## EXERCISE OBJECTIVE
If a line of the data below contains the string "section", copy it into your answer.

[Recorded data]
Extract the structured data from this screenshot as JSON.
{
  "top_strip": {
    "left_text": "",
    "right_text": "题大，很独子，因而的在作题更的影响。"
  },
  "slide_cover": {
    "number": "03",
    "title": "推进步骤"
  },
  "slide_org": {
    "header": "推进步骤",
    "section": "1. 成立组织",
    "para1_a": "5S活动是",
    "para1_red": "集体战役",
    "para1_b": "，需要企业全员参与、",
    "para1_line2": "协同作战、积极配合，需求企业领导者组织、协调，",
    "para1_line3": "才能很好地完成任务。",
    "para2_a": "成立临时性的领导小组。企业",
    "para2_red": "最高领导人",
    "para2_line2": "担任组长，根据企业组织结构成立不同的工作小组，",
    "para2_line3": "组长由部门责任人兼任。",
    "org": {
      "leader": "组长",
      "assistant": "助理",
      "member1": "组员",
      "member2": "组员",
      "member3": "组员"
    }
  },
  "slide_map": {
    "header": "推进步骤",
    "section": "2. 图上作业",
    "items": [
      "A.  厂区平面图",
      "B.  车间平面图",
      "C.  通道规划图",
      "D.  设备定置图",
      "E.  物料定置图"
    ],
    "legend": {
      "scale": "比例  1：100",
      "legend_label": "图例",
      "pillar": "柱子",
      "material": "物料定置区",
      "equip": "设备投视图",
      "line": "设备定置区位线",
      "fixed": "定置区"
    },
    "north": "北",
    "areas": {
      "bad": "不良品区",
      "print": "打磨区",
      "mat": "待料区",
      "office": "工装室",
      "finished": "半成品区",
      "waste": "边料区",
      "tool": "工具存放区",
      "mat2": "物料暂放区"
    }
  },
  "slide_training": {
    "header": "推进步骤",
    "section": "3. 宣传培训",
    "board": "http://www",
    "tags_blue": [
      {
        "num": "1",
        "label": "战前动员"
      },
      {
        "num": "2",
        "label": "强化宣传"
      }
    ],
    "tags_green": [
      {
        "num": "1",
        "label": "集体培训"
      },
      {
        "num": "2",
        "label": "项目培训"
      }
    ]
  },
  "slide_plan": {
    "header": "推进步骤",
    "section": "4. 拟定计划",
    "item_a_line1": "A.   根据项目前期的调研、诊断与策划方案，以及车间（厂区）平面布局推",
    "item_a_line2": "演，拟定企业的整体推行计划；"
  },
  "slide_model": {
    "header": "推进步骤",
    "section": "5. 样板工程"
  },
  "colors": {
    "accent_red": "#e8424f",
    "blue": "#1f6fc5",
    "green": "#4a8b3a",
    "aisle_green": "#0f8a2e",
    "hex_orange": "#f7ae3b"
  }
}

## RESULT FOR THIS TASK
    "section": "1. 成立组织",
    "section": "2. 图上作业",
    "section": "3. 宣传培训",
    "section": "4. 拟定计划",
    "section": "5. 样板工程"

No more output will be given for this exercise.